→ **About this exercise**:
Set every record down again, exactly and completely.

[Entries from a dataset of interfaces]
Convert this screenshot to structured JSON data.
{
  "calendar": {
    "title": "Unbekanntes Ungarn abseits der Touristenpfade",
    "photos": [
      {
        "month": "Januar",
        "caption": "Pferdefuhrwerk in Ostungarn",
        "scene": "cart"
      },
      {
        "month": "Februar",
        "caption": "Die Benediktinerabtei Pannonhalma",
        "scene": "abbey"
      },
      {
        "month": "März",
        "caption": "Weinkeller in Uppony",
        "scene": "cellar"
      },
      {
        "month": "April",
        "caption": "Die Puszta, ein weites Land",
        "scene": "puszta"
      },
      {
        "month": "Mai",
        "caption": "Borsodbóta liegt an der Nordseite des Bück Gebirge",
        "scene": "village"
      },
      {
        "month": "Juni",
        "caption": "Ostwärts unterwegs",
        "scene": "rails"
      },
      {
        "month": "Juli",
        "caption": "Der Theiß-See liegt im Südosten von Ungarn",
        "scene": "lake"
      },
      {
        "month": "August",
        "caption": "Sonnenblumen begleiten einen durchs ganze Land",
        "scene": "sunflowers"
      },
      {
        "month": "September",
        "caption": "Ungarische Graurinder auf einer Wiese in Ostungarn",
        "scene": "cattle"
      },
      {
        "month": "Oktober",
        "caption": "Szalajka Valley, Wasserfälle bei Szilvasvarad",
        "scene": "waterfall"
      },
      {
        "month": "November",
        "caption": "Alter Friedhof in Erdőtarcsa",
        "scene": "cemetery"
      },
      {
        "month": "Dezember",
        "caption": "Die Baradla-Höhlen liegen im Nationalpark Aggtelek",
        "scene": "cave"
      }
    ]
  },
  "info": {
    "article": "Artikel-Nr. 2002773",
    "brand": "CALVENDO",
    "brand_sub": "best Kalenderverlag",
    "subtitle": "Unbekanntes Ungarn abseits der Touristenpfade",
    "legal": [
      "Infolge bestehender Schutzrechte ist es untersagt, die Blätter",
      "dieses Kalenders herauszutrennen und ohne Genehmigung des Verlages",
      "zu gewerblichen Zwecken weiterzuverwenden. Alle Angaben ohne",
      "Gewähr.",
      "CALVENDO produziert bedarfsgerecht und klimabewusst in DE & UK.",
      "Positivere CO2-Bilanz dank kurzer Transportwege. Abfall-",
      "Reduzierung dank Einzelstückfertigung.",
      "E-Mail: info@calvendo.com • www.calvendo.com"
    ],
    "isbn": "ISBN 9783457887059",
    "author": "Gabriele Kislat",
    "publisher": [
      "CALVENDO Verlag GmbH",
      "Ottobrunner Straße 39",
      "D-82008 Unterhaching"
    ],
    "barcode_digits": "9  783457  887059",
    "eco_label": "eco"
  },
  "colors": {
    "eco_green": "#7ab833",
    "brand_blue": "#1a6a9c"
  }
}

→ **Written answer**:
Convert this screenshot to structured JSON data.
{
  "calendar": {
    "title": "Unbekanntes Ungarn abseits der Touristenpfade",
    "photos": [
      {
        "month": "Januar",
        "caption": "Pferdefuhrwerk in Ostungarn",
        "scene": "cart"
      },
      {
        "month": "Februar",
        "caption": "Die Benediktinerabtei Pannonhalma",
        "scene": "abbey"
      },
      {
        "month": "März",
        "caption": "Weinkeller in Uppony",
        "scene": "cellar"
      },
      {
        "month": "April",
        "caption": "Die Puszta, ein weites Land",
        "scene": "puszta"
      },
      {
        "month": "Mai",
        "caption": "Borsodbóta liegt an der Nordseite des Bück Gebirge",
        "scene": "village"
      },
      {
        "month": "Juni",
        "caption": "Ostwärts unterwegs",
        "scene": "rails"
      },
      {
        "month": "Juli",
        "caption": "Der Theiß-See liegt im Südosten von Ungarn",
        "scene": "lake"
      },
      {
        "month": "August",
        "caption": "Sonnenblumen begleiten einen durchs ganze Land",
        "scene": "sunflowers"
      },
      {
        "month": "September",
        "caption": "Ungarische Graurinder auf einer Wiese in Ostungarn",
        "scene": "cattle"
      },
      {
        "month": "Oktober",
        "caption": "Szalajka Valley, Wasserfälle bei Szilvasvarad",
        "scene": "waterfall"
      },
      {
        "month": "November",
        "caption": "Alter Friedhof in Erdőtarcsa",
        "scene": "cemetery"
      },
      {
        "month": "Dezember",
        "caption": "Die Baradla-Höhlen liegen im Nationalpark Aggtelek",
        "scene": "cave"
      }
    ]
  },
  "info": {
    "article": "Artikel-Nr. 2002773",
    "brand": "CALVENDO",
    "brand_sub": "best Kalenderverlag",
    "subtitle": "Unbekanntes Ungarn abseits der Touristenpfade",
    "legal": [
      "Infolge bestehender Schutzrechte ist es untersagt, die Blätter",
      "dieses Kalenders herauszutrennen und ohne Genehmigung des Verlages",
      "zu gewerblichen Zwecken weiterzuverwenden. Alle Angaben ohne",
      "Gewähr.",
      "CALVENDO produziert bedarfsgerecht und klimabewusst in DE & UK.",
      "Positivere CO2-Bilanz dank kurzer Transportwege. Abfall-",
      "Reduzierung dank Einzelstückfertigung.",
      "E-Mail: info@calvendo.com • www.calvendo.com"
    ],
    "isbn": "ISBN 9783457887059",
    "author": "Gabriele Kislat",
    "publisher": [
      "CALVENDO Verlag GmbH",
      "Ottobrunner Straße 39",
      "D-82008 Unterhaching"
    ],
    "barcode_digits": "9  783457  887059",
    "eco_label": "eco"
  },
  "colors": {
    "eco_green": "#7ab833",
    "brand_blue": "#1a6a9c"
  }
}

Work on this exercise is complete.